== What the exercise asks ==
Retype all of the data that follows, line for line.

(Records to process begins)

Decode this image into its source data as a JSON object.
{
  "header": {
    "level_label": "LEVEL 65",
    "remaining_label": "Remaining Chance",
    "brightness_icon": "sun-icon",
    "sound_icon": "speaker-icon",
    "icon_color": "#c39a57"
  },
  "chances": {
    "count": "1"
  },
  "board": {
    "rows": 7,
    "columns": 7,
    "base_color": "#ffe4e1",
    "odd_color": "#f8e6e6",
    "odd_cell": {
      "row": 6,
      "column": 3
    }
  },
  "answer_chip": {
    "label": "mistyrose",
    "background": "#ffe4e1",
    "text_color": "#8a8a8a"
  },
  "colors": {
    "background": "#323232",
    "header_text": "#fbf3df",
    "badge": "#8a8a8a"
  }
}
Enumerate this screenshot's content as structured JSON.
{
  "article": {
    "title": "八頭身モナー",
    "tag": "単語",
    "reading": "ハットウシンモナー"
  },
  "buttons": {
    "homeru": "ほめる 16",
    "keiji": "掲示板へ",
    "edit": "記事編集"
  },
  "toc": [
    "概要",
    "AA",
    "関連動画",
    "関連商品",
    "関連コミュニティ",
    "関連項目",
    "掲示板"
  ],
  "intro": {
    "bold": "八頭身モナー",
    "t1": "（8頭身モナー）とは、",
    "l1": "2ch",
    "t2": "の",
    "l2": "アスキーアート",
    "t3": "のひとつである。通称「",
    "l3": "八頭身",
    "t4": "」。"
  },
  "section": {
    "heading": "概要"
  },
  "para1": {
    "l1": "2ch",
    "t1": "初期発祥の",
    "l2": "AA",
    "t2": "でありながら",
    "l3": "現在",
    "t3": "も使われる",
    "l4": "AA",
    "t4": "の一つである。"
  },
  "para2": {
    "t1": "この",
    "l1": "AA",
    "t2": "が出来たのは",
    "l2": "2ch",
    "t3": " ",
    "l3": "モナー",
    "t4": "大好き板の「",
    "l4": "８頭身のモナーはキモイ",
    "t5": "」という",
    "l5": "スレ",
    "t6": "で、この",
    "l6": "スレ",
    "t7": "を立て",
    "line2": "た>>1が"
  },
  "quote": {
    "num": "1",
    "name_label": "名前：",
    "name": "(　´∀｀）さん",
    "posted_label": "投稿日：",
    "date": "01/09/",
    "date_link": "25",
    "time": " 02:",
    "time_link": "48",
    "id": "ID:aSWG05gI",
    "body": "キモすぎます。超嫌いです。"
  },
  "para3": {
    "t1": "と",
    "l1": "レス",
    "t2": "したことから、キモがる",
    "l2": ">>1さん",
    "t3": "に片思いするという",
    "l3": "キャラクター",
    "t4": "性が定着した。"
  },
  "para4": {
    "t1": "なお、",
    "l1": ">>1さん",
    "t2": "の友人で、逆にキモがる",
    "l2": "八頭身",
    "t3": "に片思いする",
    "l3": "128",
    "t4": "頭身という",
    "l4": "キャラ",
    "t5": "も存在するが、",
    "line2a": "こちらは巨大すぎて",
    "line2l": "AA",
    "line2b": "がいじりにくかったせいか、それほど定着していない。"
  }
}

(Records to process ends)

== Your response ==
Decode this image into its source data as a JSON object.
{
  "header": {
    "level_label": "LEVEL 65",
    "remaining_label": "Remaining Chance",
    "brightness_icon": "sun-icon",
    "sound_icon": "speaker-icon",
    "icon_color": "#c39a57"
  },
  "chances": {
    "count": "1"
  },
  "board": {
    "rows": 7,
    "columns": 7,
    "base_color": "#ffe4e1",
    "odd_color": "#f8e6e6",
    "odd_cell": {
      "row": 6,
      "column": 3
    }
  },
  "answer_chip": {
    "label": "mistyrose",
    "background": "#ffe4e1",
    "text_color": "#8a8a8a"
  },
  "colors": {
    "background": "#323232",
    "header_text": "#fbf3df",
    "badge": "#8a8a8a"
  }
}
Enumerate this screenshot's content as structured JSON.
{
  "article": {
    "title": "八頭身モナー",
    "tag": "単語",
    "reading": "ハットウシンモナー"
  },
  "buttons": {
    "homeru": "ほめる 16",
    "keiji": "掲示板へ",
    "edit": "記事編集"
  },
  "toc": [
    "概要",
    "AA",
    "関連動画",
    "関連商品",
    "関連コミュニティ",
    "関連項目",
    "掲示板"
  ],
  "intro": {
    "bold": "八頭身モナー",
    "t1": "（8頭身モナー）とは、",
    "l1": "2ch",
    "t2": "の",
    "l2": "アスキーアート",
    "t3": "のひとつである。通称「",
    "l3": "八頭身",
    "t4": "」。"
  },
  "section": {
    "heading": "概要"
  },
  "para1": {
    "l1": "2ch",
    "t1": "初期発祥の",
    "l2": "AA",
    "t2": "でありながら",
    "l3": "現在",
    "t3": "も使われる",
    "l4": "AA",
    "t4": "の一つである。"
  },
  "para2": {
    "t1": "この",
    "l1": "AA",
    "t2": "が出来たのは",
    "l2": "2ch",
    "t3": " ",
    "l3": "モナー",
    "t4": "大好き板の「",
    "l4": "８頭身のモナーはキモイ",
    "t5": "」という",
    "l5": "スレ",
    "t6": "で、この",
    "l6": "スレ",
    "t7": "を立て",
    "line2": "た>>1が"
  },
  "quote": {
    "num": "1",
    "name_label": "名前：",
    "name": "(　´∀｀）さん",
    "posted_label": "投稿日：",
    "date": "01/09/",
    "date_link": "25",
    "time": " 02:",
    "time_link": "48",
    "id": "ID:aSWG05gI",
    "body": "キモすぎます。超嫌いです。"
  },
  "para3": {
    "t1": "と",
    "l1": "レス",
    "t2": "したことから、キモがる",
    "l2": ">>1さん",
    "t3": "に片思いするという",
    "l3": "キャラクター",
    "t4": "性が定着した。"
  },
  "para4": {
    "t1": "なお、",
    "l1": ">>1さん",
    "t2": "の友人で、逆にキモがる",
    "l2": "八頭身",
    "t3": "に片思いする",
    "l3": "128",
    "t4": "頭身という",
    "l4": "キャラ",
    "t5": "も存在するが、",
    "line2a": "こちらは巨大すぎて",
    "line2l": "AA",
    "line2b": "がいじりにくかったせいか、それほど定着していない。"
  }
}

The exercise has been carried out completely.